■ **Task**: Wherever a line of the data contains "suit", copy that line.

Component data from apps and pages
****************************************

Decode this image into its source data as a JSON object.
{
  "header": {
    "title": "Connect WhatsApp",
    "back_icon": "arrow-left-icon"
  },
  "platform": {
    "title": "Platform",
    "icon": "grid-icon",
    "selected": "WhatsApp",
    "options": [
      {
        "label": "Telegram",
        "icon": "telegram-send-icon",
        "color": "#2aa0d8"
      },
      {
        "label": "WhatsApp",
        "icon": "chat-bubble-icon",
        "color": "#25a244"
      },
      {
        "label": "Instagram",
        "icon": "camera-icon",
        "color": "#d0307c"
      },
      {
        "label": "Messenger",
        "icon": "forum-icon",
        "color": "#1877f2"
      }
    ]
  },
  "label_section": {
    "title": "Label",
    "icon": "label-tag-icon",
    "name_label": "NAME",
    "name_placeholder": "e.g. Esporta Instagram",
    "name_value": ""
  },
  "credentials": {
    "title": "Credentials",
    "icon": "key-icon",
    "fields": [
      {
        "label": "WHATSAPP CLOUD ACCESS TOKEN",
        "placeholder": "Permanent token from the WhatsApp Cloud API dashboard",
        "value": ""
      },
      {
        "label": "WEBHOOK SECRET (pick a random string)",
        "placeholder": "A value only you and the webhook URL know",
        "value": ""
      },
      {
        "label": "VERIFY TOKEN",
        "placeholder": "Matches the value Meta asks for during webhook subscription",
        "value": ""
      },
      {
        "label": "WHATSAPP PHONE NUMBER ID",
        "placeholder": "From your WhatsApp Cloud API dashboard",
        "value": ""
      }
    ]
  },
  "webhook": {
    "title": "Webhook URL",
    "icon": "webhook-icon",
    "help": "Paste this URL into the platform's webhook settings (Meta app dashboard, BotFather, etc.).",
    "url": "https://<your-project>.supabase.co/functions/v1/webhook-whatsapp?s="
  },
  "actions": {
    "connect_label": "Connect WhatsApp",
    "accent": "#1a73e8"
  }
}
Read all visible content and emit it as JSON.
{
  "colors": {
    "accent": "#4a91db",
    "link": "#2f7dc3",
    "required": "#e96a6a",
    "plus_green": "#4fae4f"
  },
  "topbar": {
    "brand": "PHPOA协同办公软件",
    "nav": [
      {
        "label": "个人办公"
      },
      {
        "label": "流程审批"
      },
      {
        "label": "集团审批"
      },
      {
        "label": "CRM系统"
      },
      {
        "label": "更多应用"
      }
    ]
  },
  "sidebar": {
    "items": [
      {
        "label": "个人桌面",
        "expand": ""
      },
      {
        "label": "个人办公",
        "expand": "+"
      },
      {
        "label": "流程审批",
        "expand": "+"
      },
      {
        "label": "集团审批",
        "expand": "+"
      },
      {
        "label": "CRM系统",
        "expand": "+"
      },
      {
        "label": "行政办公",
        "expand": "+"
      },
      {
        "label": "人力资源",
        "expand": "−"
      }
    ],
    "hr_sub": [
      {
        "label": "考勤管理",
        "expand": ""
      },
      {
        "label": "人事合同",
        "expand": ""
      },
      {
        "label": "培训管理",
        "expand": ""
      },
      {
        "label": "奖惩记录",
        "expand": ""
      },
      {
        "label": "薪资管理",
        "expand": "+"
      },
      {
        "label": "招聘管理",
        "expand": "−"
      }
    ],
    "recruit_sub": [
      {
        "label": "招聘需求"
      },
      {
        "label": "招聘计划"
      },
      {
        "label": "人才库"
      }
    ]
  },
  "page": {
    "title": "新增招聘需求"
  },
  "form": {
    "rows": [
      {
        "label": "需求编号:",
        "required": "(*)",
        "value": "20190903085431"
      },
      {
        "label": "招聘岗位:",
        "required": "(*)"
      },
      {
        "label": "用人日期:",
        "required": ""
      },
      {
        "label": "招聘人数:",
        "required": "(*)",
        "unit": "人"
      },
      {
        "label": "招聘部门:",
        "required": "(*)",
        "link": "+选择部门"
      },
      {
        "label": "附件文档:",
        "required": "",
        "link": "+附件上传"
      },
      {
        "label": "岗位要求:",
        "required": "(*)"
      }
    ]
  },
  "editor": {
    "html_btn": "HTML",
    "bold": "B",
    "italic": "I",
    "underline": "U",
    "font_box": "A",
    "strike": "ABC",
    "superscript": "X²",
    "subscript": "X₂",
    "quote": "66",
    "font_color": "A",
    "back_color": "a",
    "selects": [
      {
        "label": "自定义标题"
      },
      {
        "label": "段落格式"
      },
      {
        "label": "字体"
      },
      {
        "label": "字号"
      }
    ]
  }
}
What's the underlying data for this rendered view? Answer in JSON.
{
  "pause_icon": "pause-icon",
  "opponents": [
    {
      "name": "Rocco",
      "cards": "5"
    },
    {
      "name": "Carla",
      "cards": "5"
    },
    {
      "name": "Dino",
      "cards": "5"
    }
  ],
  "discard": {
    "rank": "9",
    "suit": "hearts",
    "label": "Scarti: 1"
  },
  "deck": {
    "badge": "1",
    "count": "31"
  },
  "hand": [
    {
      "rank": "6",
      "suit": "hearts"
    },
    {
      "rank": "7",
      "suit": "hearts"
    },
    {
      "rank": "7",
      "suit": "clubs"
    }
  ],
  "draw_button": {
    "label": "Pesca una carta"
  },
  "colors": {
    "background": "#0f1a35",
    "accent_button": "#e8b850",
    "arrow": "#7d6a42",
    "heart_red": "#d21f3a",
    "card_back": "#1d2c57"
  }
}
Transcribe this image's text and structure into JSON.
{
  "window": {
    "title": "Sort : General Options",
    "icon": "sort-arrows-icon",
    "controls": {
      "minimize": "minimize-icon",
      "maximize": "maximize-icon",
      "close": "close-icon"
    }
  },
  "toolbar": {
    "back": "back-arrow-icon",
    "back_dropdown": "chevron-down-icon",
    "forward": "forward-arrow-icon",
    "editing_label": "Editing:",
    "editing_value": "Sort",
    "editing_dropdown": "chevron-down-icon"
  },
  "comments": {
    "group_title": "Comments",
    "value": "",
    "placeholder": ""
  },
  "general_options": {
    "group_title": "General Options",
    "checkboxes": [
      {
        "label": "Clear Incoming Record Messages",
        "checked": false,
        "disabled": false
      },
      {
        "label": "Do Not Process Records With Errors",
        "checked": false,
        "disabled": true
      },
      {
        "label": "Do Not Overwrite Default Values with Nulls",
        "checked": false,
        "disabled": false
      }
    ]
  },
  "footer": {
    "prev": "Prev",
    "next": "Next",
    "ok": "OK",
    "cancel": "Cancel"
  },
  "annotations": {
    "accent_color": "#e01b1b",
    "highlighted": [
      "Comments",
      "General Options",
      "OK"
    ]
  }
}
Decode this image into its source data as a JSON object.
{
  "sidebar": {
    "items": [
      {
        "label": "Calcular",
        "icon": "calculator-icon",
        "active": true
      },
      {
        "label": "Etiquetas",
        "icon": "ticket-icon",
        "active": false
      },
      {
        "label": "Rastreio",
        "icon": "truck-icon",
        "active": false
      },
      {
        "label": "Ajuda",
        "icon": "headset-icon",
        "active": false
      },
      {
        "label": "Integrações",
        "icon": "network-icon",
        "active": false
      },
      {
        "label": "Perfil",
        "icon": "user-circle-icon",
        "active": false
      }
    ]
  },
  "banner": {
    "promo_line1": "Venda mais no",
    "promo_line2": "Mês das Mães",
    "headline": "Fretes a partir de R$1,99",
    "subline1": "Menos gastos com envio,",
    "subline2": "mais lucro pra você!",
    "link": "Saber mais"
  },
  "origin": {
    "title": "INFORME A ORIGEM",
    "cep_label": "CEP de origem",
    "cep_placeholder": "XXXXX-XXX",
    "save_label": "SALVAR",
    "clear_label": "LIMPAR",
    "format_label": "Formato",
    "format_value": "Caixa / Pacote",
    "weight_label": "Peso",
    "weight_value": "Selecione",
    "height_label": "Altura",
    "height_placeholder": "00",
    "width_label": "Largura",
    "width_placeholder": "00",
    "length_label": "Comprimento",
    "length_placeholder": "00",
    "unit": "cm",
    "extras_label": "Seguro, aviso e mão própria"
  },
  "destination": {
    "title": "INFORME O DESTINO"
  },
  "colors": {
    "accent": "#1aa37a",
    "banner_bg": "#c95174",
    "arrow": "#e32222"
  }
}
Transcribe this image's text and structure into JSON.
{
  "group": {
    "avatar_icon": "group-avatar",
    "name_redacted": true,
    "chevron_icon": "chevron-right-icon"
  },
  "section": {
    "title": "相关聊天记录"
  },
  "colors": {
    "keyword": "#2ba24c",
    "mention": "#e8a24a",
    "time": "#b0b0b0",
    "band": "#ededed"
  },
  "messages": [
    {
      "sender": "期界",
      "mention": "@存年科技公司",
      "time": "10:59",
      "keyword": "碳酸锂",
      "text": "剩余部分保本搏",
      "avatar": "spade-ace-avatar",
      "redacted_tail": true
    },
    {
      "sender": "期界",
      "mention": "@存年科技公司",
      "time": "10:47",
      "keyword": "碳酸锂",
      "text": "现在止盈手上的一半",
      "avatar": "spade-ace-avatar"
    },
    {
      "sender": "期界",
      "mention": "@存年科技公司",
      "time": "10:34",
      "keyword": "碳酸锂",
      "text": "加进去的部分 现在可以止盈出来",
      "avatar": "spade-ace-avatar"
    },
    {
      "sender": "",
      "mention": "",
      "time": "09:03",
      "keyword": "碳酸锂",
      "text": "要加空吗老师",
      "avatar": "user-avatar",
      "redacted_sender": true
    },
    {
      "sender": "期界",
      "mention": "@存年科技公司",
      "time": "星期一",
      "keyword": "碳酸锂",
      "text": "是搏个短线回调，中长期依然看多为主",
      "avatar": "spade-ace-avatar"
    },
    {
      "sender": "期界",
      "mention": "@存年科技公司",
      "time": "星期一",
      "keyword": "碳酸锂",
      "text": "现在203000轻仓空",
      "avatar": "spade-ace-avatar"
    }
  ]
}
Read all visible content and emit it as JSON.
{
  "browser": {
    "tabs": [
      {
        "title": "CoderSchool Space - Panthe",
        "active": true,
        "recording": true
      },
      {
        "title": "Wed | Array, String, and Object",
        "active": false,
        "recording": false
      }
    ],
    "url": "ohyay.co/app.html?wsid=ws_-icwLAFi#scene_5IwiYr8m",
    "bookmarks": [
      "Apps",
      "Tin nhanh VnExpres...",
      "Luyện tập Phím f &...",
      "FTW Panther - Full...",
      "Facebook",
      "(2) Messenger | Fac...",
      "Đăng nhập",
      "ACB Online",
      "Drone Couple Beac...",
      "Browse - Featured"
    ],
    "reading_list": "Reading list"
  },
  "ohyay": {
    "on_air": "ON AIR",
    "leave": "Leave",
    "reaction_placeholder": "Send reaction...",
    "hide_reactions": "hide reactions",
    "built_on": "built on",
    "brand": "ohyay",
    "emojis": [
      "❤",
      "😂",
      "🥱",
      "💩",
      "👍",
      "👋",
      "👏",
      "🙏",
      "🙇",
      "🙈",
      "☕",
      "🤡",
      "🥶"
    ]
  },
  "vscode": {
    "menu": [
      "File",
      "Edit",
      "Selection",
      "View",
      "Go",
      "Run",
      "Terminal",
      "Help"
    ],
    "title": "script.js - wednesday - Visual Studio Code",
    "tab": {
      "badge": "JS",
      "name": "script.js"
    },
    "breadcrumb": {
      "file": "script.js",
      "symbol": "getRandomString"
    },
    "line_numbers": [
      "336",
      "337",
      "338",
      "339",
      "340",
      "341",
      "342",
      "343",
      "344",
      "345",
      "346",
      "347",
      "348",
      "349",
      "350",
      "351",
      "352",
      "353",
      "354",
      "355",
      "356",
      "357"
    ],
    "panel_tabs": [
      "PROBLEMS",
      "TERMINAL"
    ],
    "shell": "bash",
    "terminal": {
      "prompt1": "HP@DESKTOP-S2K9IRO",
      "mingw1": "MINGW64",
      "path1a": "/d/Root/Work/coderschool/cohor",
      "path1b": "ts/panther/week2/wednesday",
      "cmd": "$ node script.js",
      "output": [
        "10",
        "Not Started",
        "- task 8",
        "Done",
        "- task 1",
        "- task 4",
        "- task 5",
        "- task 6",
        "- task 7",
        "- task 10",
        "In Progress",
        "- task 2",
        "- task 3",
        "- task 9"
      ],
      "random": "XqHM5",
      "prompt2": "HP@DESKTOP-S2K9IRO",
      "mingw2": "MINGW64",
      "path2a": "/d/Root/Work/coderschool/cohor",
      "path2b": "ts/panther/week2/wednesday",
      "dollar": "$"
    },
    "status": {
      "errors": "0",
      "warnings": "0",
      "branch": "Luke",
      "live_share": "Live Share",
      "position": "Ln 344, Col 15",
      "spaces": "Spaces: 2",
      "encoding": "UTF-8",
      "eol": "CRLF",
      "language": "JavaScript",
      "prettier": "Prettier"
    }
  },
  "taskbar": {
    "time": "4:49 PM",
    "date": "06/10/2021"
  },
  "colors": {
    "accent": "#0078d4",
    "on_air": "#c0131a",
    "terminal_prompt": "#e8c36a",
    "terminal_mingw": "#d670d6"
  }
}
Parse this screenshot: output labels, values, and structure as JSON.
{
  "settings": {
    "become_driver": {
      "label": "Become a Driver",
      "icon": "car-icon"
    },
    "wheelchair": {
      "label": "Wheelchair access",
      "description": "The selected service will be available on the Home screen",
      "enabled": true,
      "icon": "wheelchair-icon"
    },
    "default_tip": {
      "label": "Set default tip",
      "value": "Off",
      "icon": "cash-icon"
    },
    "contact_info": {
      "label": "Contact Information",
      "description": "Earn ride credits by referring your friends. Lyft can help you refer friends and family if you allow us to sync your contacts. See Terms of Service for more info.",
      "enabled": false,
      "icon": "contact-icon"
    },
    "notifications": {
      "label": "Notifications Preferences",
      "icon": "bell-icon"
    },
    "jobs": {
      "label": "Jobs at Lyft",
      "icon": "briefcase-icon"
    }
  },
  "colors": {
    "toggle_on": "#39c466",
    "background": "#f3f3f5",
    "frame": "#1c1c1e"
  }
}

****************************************

■ **Result of the exercise**:
    "suit": "hearts",
      "suit": "hearts"
      "suit": "hearts"
      "suit": "clubs"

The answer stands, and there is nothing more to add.